## [TASK TO COMPLETE]
Nothing besides a number belongs in the answer, which is how many lines of the listing contain the string "user".

=== Section Start ===

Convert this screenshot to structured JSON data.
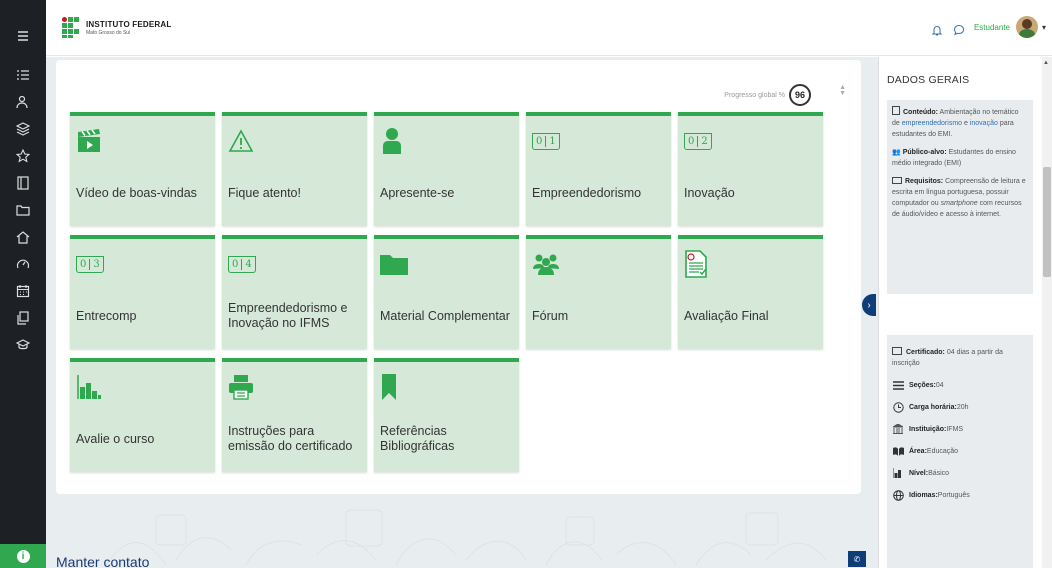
{
  "brand": {
    "name": "INSTITUTO FEDERAL",
    "sub": "Mato Grosso do Sul",
    "green": "#2fa84f",
    "red": "#c8191f"
  },
  "header": {
    "user": "Estudante"
  },
  "rail": {
    "icons": [
      "menu-icon",
      "list-icon",
      "participants-icon",
      "layers-icon",
      "star-icon",
      "book-icon",
      "folder-icon",
      "home-icon",
      "dashboard-icon",
      "calendar-icon",
      "copy-icon",
      "graduation-icon"
    ]
  },
  "progress": {
    "label": "Progresso global %",
    "value": "96"
  },
  "tiles": [
    {
      "label": "Vídeo de boas-vindas",
      "icon": "video-clapper-icon"
    },
    {
      "label": "Fique atento!",
      "icon": "warning-icon"
    },
    {
      "label": "Apresente-se",
      "icon": "person-icon"
    },
    {
      "label": "Empreendedorismo",
      "icon": "book-01-icon",
      "n1": "0",
      "n2": "1"
    },
    {
      "label": "Inovação",
      "icon": "book-02-icon",
      "n1": "0",
      "n2": "2"
    },
    {
      "label": "Entrecomp",
      "icon": "book-03-icon",
      "n1": "0",
      "n2": "3"
    },
    {
      "label": "Empreendedorismo e Inovação no IFMS",
      "icon": "book-04-icon",
      "n1": "0",
      "n2": "4"
    },
    {
      "label": "Material Complementar",
      "icon": "folder-icon"
    },
    {
      "label": "Fórum",
      "icon": "group-icon"
    },
    {
      "label": "Avaliação Final",
      "icon": "document-check-icon"
    },
    {
      "label": "Avalie o curso",
      "icon": "bar-chart-icon"
    },
    {
      "label": "Instruções para emissão do certificado",
      "icon": "printer-icon"
    },
    {
      "label": "Referências Bibliográficas",
      "icon": "bookmark-icon"
    }
  ],
  "footer": {
    "title": "Manter contato"
  },
  "drawer": {
    "title": "DADOS GERAIS",
    "conteudo": {
      "label": "Conteúdo:",
      "t1": " Ambientação no temático de ",
      "link1": "empreendedorismo",
      "t2": " e ",
      "link2": "inovação",
      "t3": " para estudantes do EMI."
    },
    "publico": {
      "label": "Público-alvo:",
      "text": " Estudantes do ensino médio integrado (EMI)"
    },
    "requisitos": {
      "label": "Requisitos:",
      "t1": " Compreensão de leitura e escrita em língua portuguesa, possuir computador ou ",
      "em": "smartphone",
      "t2": " com recursos de áudio/vídeo e acesso à internet."
    },
    "certificado": {
      "label": "Certificado:",
      "text": " 04 dias a partir da inscrição"
    },
    "secoes": {
      "label": "Seções:",
      "text": " 04"
    },
    "carga": {
      "label": "Carga horária:",
      "text": " 20h"
    },
    "instituicao": {
      "label": "Instituição:",
      "text": " IFMS"
    },
    "area": {
      "label": "Área:",
      "text": " Educação"
    },
    "nivel": {
      "label": "Nível:",
      "text": " Básico"
    },
    "idiomas": {
      "label": "Idiomas:",
      "text": " Português"
    }
  }
}
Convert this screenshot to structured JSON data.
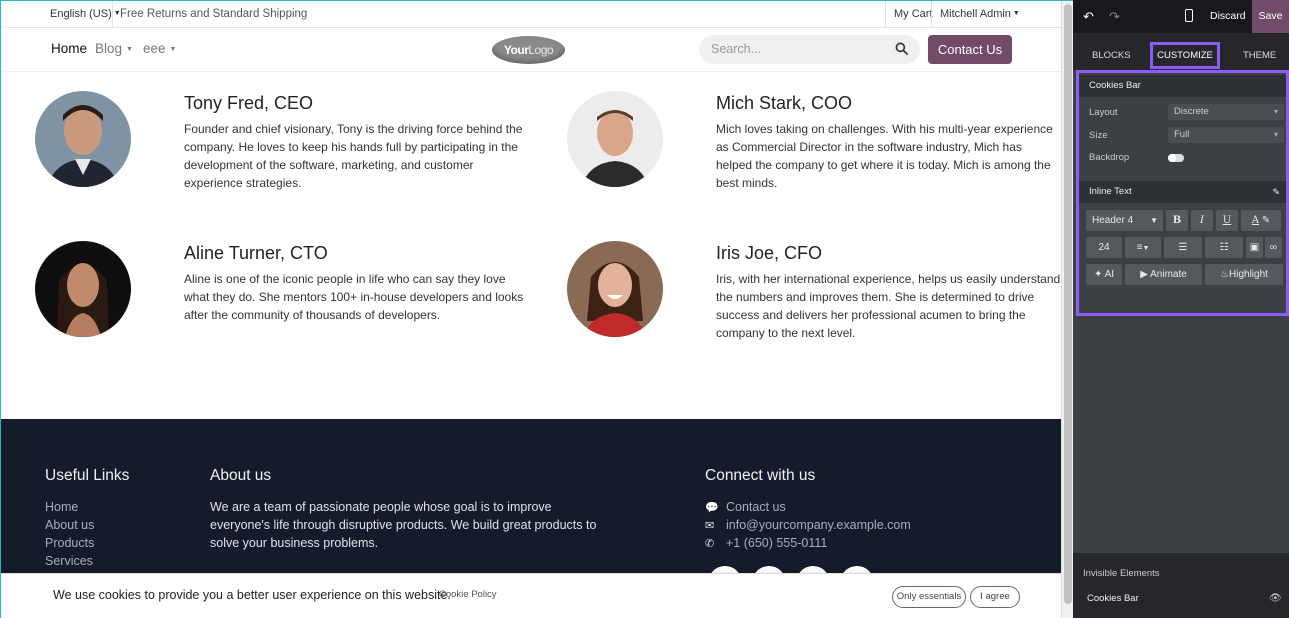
{
  "site": {
    "topbar": {
      "language": "English (US)",
      "shipping": "Free Returns and Standard Shipping",
      "cart": "My Cart",
      "user": "Mitchell Admin"
    },
    "nav": {
      "home": "Home",
      "blog": "Blog",
      "eee": "eee",
      "logo_main": "Your",
      "logo_sub": "Logo",
      "search_placeholder": "Search...",
      "contact": "Contact Us"
    },
    "team": [
      {
        "name": "Tony Fred, CEO",
        "desc": "Founder and chief visionary, Tony is the driving force behind the company. He loves to keep his hands full by participating in the development of the software, marketing, and customer experience strategies."
      },
      {
        "name": "Mich Stark, COO",
        "desc": "Mich loves taking on challenges. With his multi-year experience as Commercial Director in the software industry, Mich has helped the company to get where it is today. Mich is among the best minds."
      },
      {
        "name": "Aline Turner, CTO",
        "desc": "Aline is one of the iconic people in life who can say they love what they do. She mentors 100+ in-house developers and looks after the community of thousands of developers."
      },
      {
        "name": "Iris Joe, CFO",
        "desc": "Iris, with her international experience, helps us easily understand the numbers and improves them. She is determined to drive success and delivers her professional acumen to bring the company to the next level."
      }
    ],
    "footer": {
      "useful_links_title": "Useful Links",
      "links": [
        "Home",
        "About us",
        "Products",
        "Services"
      ],
      "about_title": "About us",
      "about_text": "We are a team of passionate people whose goal is to improve everyone's life through disruptive products. We build great products to solve your business problems.",
      "connect_title": "Connect with us",
      "contact_us": "Contact us",
      "email": "info@yourcompany.example.com",
      "phone": "+1 (650) 555-0111"
    },
    "cookie": {
      "message": "We use cookies to provide you a better user experience on this website.",
      "policy": "Cookie Policy",
      "essentials": "Only essentials",
      "agree": "I agree"
    }
  },
  "panel": {
    "discard": "Discard",
    "save": "Save",
    "tabs": {
      "blocks": "BLOCKS",
      "customize": "CUSTOMIZE",
      "theme": "THEME"
    },
    "cookies_bar": {
      "title": "Cookies Bar",
      "layout_label": "Layout",
      "layout_value": "Discrete",
      "size_label": "Size",
      "size_value": "Full",
      "backdrop_label": "Backdrop"
    },
    "inline_text": {
      "title": "Inline Text",
      "header": "Header 4",
      "font_size": "24",
      "ai": "AI",
      "animate": "Animate",
      "highlight": "Highlight"
    },
    "invisible_title": "Invisible Elements",
    "invisible_item": "Cookies Bar"
  },
  "colors": {
    "brand": "#714b67",
    "footer_bg": "#151b2b",
    "panel_bg": "#3c3f44",
    "highlight_border": "#8b5cf6"
  }
}
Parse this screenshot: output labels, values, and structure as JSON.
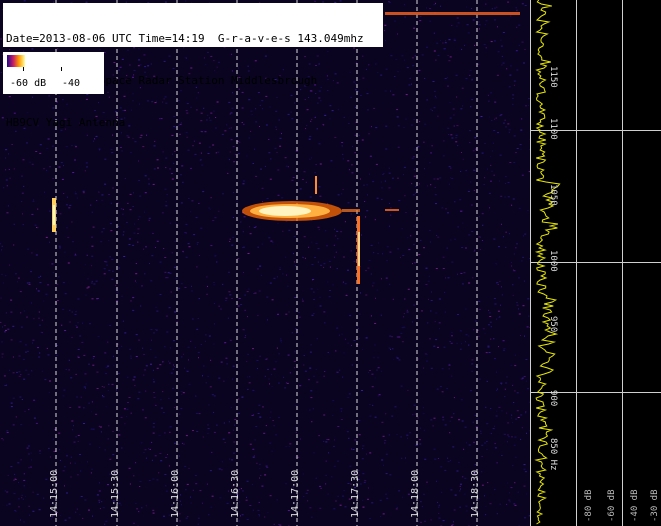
{
  "info": {
    "line1": "Date=2013-08-06 UTC Time=14:19  G-r-a-v-e-s 143.049mhz",
    "line2": "Cliffs Meteor Space Radar Station Middlesbrough",
    "line3": "HB9CV Yagi Antenna"
  },
  "legend": {
    "label_min": "-60 dB",
    "label_max": "-40"
  },
  "time_axis": {
    "labels": [
      "14:15:00",
      "14:15:30",
      "14:16:00",
      "14:16:30",
      "14:17:00",
      "14:17:30",
      "14:18:00",
      "14:18:30"
    ]
  },
  "freq_axis": {
    "labels": [
      "1150",
      "1100",
      "1050",
      "1000",
      "950",
      "900",
      "850 Hz"
    ]
  },
  "db_axis": {
    "labels": [
      "-80 dB",
      "-60 dB",
      "-40 dB",
      "-30 dB"
    ]
  },
  "colors": {
    "background": "#0a0420",
    "trace": "#e8e800",
    "gridline": "#ffffff"
  }
}
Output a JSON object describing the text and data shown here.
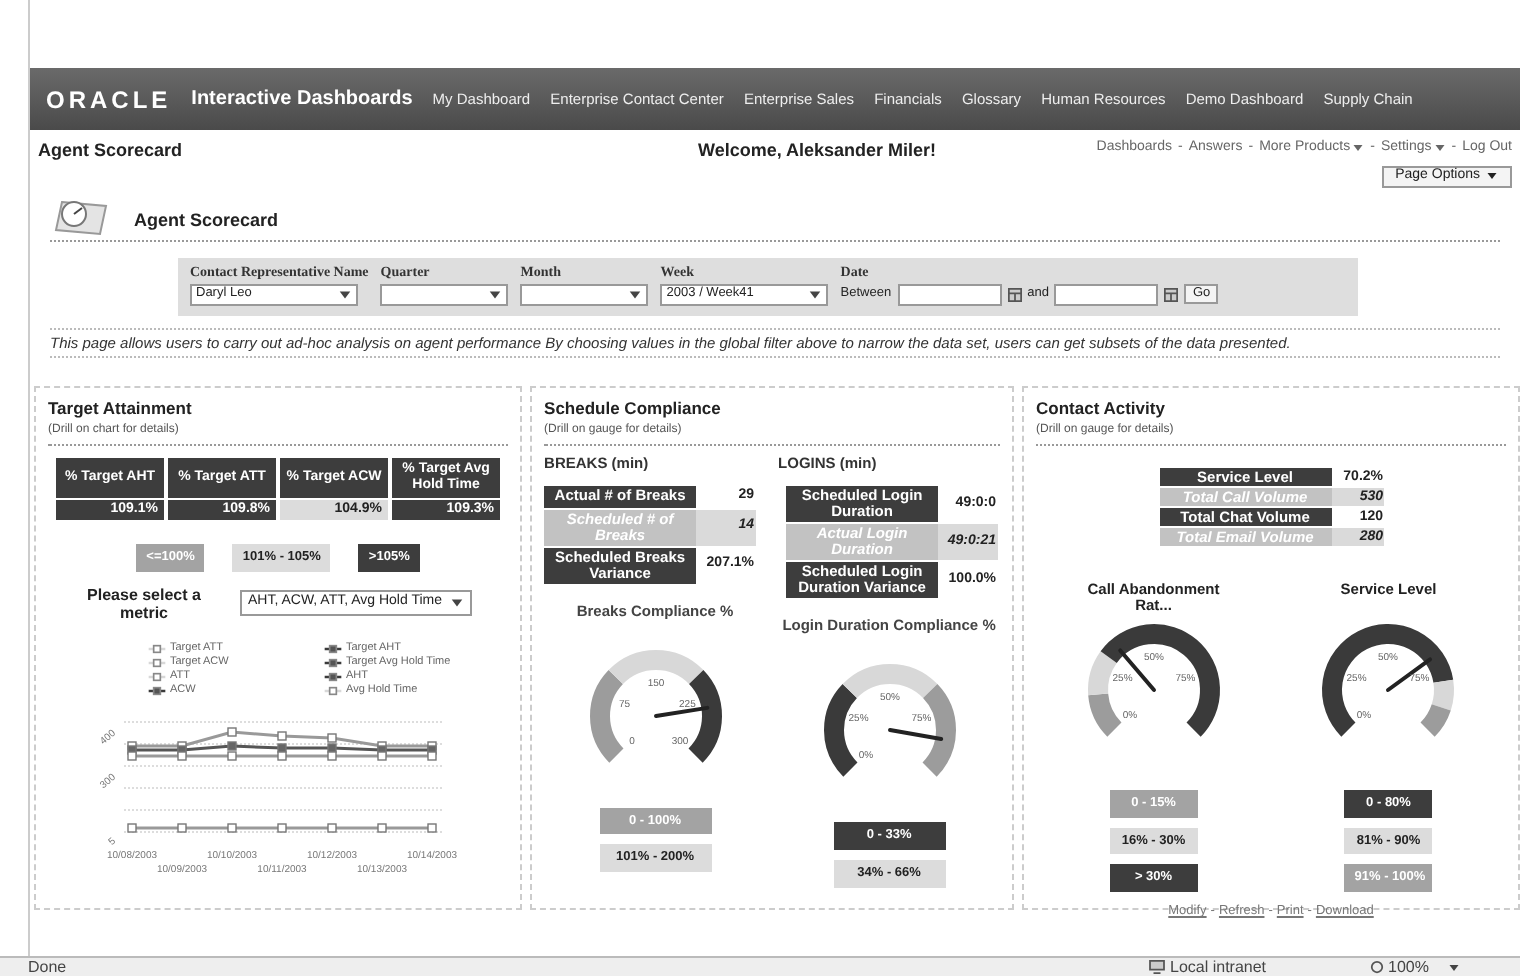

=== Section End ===

## [RESULT OF THE TASK]
3